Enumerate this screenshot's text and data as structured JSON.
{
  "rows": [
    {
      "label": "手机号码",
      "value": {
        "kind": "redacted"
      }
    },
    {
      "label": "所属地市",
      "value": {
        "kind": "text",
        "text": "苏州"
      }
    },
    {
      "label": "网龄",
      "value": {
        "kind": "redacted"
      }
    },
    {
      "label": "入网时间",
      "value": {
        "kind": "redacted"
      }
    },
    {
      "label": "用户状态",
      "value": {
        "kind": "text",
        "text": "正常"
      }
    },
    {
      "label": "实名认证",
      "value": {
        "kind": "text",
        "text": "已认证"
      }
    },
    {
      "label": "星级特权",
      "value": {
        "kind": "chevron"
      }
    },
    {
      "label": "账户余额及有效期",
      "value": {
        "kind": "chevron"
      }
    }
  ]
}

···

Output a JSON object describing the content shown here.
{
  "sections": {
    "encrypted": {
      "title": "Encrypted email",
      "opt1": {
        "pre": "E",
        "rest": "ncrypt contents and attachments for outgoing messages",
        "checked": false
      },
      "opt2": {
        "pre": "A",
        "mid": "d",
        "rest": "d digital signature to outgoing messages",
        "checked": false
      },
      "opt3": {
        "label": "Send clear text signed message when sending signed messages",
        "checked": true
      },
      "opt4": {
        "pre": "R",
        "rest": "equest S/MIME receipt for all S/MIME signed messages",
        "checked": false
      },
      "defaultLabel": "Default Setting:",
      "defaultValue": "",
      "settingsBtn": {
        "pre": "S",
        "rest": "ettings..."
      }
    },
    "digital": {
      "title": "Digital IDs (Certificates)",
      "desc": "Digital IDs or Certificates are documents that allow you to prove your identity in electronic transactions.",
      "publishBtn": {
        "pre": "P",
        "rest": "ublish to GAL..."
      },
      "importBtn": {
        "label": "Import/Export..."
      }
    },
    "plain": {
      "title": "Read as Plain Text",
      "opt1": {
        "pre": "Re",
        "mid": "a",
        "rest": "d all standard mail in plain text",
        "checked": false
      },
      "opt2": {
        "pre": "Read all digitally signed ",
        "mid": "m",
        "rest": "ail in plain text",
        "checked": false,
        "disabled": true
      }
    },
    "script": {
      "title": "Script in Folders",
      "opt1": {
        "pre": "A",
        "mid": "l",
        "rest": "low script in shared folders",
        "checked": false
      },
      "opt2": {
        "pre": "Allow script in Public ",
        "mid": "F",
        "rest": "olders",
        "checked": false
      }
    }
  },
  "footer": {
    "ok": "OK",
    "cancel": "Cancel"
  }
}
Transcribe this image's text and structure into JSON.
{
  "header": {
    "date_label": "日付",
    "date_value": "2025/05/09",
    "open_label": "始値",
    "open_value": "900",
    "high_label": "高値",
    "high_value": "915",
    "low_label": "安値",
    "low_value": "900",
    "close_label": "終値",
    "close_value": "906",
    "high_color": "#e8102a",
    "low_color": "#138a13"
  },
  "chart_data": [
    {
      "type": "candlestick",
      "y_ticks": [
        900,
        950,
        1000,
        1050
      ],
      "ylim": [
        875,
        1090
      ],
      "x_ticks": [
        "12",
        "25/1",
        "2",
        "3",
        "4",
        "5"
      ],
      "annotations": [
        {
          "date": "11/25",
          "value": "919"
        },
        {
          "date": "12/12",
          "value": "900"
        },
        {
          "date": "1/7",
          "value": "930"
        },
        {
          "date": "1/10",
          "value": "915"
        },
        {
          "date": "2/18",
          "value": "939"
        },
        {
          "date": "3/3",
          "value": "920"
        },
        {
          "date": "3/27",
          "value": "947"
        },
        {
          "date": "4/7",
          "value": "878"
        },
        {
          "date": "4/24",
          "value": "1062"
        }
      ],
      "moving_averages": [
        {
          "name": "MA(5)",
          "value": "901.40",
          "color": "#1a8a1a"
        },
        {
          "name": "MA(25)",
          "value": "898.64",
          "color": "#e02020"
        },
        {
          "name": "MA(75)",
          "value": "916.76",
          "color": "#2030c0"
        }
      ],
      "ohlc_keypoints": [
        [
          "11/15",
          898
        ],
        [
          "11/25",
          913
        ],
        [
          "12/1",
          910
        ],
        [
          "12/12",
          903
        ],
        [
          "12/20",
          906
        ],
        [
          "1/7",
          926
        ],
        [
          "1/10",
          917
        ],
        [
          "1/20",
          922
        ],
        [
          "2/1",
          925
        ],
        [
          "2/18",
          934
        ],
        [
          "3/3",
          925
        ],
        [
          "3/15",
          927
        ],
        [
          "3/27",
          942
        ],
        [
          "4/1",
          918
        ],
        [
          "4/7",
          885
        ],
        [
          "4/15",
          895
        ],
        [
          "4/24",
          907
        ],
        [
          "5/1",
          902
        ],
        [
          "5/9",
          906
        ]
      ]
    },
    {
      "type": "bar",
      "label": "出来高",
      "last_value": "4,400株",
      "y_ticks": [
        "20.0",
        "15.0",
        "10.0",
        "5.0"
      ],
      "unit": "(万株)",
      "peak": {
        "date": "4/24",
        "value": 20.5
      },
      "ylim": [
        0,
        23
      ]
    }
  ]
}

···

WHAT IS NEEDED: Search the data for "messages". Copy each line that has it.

TASK SOLUTION:
        "rest": "ncrypt contents and attachments for outgoing messages",
        "rest": "d digital signature to outgoing messages",
        "label": "Send clear text signed message when sending signed messages",
        "rest": "equest S/MIME receipt for all S/MIME signed messages",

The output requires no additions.